Dale Earnhardt Jr. knows Ross Chastain and Martin Truex Jr. on a personal level better than most. He’s talked about those relationships on his podcast and how both Cup Series drivers were tenants of his properties in the past.
This week during the “Ask Jr.” segment of the Dale Jr. Download, the NASCAR Hall of Famer was asked his thoughts on the last-lap incident at Dover between the two drivers. Junior revealed he had spoken with Truex hours after it happened and offered an interesting take that might come as a surprise to some fans.
Ross Chastain talks about last-lap incident with Martin Truex Jr.
Martin Truex Jr. and Ross Chastain dueled up near the front for most of the race at Dover — the pair trading positions, including the lead in the final stage. On the final trip around the mile-long circuit, the 2017 Cup champion ran fourth, directly behind the Trackhouse Racing driver, and wanted more.
Truex attempted to make one final pass on the high side, but the two-time winner in 2022 deftly blocked the move. The No. 19 slowed up, got loose, and spun down into the inside fence.
Moments after the race, the Joe Gibbs Racing driver sought out and found his counterpart for what turned out to be an animated discussion on pit road. When it ended, Truex disappeared. Chastain talked to numerous reporters about the incident.
“We were talking about where we were going to go fishing next week,” the driver joked with Fox’s Jamie Little before promptly transitioning into discussing his team’s effort. A few minutes later he visited with a group of reporters and accepted blame for the final-lap mishap.
“Racing him hard. I crowded him up. I should have left him more of a lane,” he admitted.
Dale Earnhardt Jr. reveals he talked with Martin Truex Jr. after race
The Ross Chastain-Martin Truex Jr. pit road kerfuffle was the talk of postrace shows and will be a storyline many fans will follow in the weeks to come. Dale Earnhardt Jr. watched with particular interest and talked about it on his podcast, including revealing that he had visited with the JGR driver hours after the race ended.
“I watched some of the postrace,” Earnhardt said. “Truex goes up to Ross on pit road. They had a conversation. I talked to Truex a little bit last night, and he told me it was a good conversation.”
Several minutes later when Chastain’s “going fishing” comment was brought up, Earnhardt said the tone of the discussion between the two drivers wasn’t as heated as some might think.
“It was actually not as mean of a conversation,” the two-time Daytona 500 winner said.
Earnhardt offers interesting thoughts on both drivers
Earnhardt admitted that watching the two drivers battle on the track was challenging for him because he’s got personal relationships with both drivers. His friendship with Truex is well-documented. In another interesting twist, both drivers referred to Earnhardt as the landlord in the past when they rented properties from him.
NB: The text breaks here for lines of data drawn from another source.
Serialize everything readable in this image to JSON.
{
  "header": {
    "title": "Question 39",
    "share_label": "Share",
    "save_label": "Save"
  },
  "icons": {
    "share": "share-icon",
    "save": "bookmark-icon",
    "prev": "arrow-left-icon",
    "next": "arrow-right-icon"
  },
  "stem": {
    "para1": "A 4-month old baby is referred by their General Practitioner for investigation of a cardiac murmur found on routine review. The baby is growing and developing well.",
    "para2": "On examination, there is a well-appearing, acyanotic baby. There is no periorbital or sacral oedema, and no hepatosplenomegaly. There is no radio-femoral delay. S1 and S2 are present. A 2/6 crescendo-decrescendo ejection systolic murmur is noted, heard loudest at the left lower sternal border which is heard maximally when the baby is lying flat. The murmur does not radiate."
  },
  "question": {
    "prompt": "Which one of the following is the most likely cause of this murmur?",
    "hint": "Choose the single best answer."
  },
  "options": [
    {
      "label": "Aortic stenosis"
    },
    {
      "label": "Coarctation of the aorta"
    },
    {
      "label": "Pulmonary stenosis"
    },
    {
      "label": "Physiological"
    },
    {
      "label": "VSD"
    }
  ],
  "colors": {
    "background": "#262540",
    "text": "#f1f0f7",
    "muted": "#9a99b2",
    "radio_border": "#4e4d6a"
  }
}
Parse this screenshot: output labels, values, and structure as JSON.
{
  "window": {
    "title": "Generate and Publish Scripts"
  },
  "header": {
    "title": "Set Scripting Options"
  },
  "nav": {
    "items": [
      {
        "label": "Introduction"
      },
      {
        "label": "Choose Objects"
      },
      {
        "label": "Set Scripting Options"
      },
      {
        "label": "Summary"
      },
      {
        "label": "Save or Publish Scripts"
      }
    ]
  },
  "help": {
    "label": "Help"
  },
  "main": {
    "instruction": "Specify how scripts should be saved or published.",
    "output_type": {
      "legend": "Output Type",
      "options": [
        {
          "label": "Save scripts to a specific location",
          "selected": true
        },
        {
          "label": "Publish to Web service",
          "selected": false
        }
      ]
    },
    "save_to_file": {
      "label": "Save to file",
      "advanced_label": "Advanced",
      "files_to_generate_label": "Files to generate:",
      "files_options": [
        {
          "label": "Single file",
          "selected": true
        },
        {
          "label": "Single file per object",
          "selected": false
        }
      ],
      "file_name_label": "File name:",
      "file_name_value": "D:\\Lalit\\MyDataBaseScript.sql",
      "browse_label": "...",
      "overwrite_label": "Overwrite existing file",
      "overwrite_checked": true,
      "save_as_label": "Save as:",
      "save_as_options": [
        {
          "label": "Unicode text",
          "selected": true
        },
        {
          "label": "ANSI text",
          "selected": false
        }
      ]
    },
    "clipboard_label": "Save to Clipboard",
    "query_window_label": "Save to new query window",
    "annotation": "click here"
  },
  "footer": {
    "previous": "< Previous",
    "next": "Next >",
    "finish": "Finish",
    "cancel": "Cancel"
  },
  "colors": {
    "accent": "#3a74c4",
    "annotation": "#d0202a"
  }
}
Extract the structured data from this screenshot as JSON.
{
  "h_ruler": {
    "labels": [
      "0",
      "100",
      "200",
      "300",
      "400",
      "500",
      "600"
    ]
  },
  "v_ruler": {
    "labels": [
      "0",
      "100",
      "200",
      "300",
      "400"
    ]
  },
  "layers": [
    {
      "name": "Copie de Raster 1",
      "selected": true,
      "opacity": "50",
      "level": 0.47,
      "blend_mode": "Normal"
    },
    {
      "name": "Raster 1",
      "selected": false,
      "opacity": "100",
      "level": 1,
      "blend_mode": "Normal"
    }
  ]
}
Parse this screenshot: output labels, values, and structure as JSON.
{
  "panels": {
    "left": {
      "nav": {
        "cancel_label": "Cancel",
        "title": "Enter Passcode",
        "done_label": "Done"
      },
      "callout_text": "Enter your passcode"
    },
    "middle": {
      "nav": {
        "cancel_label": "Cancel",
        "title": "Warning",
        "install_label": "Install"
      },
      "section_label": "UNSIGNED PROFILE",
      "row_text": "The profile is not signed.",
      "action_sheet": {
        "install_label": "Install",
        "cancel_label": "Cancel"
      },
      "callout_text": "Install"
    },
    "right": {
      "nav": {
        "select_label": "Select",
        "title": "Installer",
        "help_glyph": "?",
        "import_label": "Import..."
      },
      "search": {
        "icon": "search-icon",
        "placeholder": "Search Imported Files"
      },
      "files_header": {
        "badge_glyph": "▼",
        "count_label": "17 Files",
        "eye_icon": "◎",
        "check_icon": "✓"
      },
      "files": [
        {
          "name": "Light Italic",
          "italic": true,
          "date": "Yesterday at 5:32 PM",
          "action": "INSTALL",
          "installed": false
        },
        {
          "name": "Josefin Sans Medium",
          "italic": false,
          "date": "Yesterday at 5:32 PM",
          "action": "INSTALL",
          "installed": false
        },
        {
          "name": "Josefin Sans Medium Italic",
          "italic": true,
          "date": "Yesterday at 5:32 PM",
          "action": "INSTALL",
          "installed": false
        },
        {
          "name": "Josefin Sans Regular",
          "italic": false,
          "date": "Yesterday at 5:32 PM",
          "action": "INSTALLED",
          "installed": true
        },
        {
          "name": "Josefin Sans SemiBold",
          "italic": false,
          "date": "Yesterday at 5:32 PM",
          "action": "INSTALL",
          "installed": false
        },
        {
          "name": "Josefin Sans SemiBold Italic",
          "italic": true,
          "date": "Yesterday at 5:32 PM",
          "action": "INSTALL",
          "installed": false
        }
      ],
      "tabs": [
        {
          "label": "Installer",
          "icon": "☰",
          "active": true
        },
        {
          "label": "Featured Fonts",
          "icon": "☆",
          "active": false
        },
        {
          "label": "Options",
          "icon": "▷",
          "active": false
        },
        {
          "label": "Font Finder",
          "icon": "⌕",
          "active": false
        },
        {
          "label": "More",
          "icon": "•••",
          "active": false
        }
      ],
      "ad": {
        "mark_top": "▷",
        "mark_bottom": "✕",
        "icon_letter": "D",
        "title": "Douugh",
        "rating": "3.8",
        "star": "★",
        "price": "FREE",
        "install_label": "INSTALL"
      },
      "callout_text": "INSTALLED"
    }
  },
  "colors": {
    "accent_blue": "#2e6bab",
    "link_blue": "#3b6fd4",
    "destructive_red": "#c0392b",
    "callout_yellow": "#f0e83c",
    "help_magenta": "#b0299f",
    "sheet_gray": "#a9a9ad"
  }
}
The former driver said Truex is a “clean race car driver” and isn’t going to go out and run over somebody unless he’s pushed too far and acknowledged Chastain’s aggressive driving and how it can certainly rub some people the wrong way.
‘It’s quite interesting. As much as I love Truex, and he will always be one of my best friends, and I think that he is a cool cat because he’s that blue-collar, hunting and fishing outdoorsman kind of guy that we need in the sport,” Earnhardt said. “Ross is that I-don’t-care, I’m-not-here-to-make-friends guy that we need in the sport. Boy, have we lacked some of that. Ross is a guy that’s come in and he’s out there racing like he’s not getting a check. Every spot he’s racing for is worth food on the table. Bit of a throwback in the way drives, in my opinion. He doesn’t give an inch and we need a lot of guys out there like that — the more the better.”
Earnhardt’s comments are interesting because he clearly conveys how much he values his friendship with Truex, but also makes it obvious how he sincerely admires Chastain’s “old-school” driving style.
Based on the early-season results, Earnhardt can expect to see a lot more of that aggressive driving in the No. 1 car because he’s received plenty of airtime running near the front all season, including seven top-5 finishes in the first 11 races. Whether or not his buddy is there in the mix is a whole other question.